In doing so, the Eleventh Circuit expressly rejected GE Energy’s argument that Outokumpu should be compelled to arbitrate the dispute under the doctrine of equitable estoppel. In the case of GE Energy, the doctrine of equitable estoppel stands for the proposition that a nonsignatory (e.g., GE Energy) to a written agreement that contains an arbitration clause may compel arbitration when a signatory (e.g., Outokumpu) brings a claim arising out of the agreement against the nonsignatory. The Eleventh Circuit explained that “[a]lthough parties can compel arbitration through estoppel under Chapter 1 of the FAA, estoppel is only available under Chapter 1 because Chapter 1 does not expressly restrict arbitration to the specific parties to an agreement . . . . But the [New York] Convention imposes precisely such a restriction.” In other words, the Eleventh Circuit held that, while equitable estoppel was a viable basis to compel arbitration in U.S. domestic arbitrations governed by Chapter 1 of the FAA, it was not a viable basis to compel arbitration in international arbitrations governed by Chapter 2 of the FAA and the New York Convention. For an excellent discussion of this issue, see Matthew Adler, “Arbitration: Cases, Problems, and Practice,” chapter 9 (Carolina Academic Press 2017).

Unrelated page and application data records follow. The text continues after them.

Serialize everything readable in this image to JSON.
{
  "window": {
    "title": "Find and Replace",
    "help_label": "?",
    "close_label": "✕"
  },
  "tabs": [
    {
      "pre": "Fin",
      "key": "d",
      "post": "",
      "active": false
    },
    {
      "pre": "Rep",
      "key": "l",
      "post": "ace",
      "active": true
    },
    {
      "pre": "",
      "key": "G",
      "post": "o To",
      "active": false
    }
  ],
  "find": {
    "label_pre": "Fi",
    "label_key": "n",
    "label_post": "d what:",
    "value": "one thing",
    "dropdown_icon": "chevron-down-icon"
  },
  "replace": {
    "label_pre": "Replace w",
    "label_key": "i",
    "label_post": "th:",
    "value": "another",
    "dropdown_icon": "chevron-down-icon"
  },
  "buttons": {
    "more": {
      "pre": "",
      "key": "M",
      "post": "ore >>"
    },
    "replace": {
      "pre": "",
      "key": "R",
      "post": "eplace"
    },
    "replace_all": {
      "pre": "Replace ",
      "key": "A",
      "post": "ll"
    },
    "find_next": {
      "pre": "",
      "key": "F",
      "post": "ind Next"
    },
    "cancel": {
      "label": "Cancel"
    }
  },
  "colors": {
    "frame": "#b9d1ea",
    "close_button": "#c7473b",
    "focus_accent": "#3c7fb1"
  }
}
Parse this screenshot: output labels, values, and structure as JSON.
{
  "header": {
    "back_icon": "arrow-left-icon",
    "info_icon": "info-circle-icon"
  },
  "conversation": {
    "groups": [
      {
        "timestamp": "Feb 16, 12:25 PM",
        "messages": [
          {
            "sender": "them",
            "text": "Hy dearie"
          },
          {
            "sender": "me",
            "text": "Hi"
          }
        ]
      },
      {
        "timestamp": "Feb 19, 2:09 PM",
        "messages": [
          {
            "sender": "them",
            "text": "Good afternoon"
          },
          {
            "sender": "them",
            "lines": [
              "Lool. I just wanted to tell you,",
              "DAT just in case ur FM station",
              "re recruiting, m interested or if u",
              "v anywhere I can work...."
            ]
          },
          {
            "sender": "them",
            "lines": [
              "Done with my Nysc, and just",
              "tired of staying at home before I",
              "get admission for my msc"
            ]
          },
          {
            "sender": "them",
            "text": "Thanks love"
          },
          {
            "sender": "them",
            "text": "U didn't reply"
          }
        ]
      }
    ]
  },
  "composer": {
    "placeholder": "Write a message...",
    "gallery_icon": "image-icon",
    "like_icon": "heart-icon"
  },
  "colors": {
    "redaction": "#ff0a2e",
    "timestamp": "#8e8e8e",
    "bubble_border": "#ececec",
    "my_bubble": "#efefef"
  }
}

The U.S. Supreme Court reversed the Eleventh Circuit’s ruling. In a unanimous decision, the Court held that the New York Convention did not conflict with the doctrine of equitable estoppel.
In its ruling, the Court explained that “[t]he text of the New York Convention does not address whether nonsignatories may enforce arbitration agreements under domestic doctrines such as equitable estoppel. The Convention is simply silent on the issue of nonsignatory enforcement.” According to the Court, “[t]his silence is dispositive here because nothing in the text of the Convention could be read to otherwise prohibit the application of domestic equitable estoppel doctrines.”
The Court’s rationale hinged on its conclusion that the New York Convention was never intended to set a ceiling that would preclude the use of domestic law to enforce arbitration agreements. Specifically, although Article II(3) of the New York Convention mandates that the courts enforce written arbitration agreements, Article II(3) does not restrict the courts from a enforcing arbitration agreements under other circumstances. In those instances, the Court explained the New York Convention was drafted in a manner that was intended to allow domestic contract law to “fill gaps in the Convention.”
The Court’s decision in GE Energy reinforces the federal judiciary’s ongoing support of arbitration and is important for a wide array of international commercial agreements that rely on international arbitration to resolve disputes. In particular, GE Energy is of significance to multi-tiered commercial arrangements that rely on networks of general and subcontract/supplier agreements. In those instances, GE Energy affords certain parties greater access to international arbitration, but also enables a larger number of parties to resolve complex disputes (often multiparty disputes) through a single international arbitration rather than through multiple, potentially inconsistent, proceedings.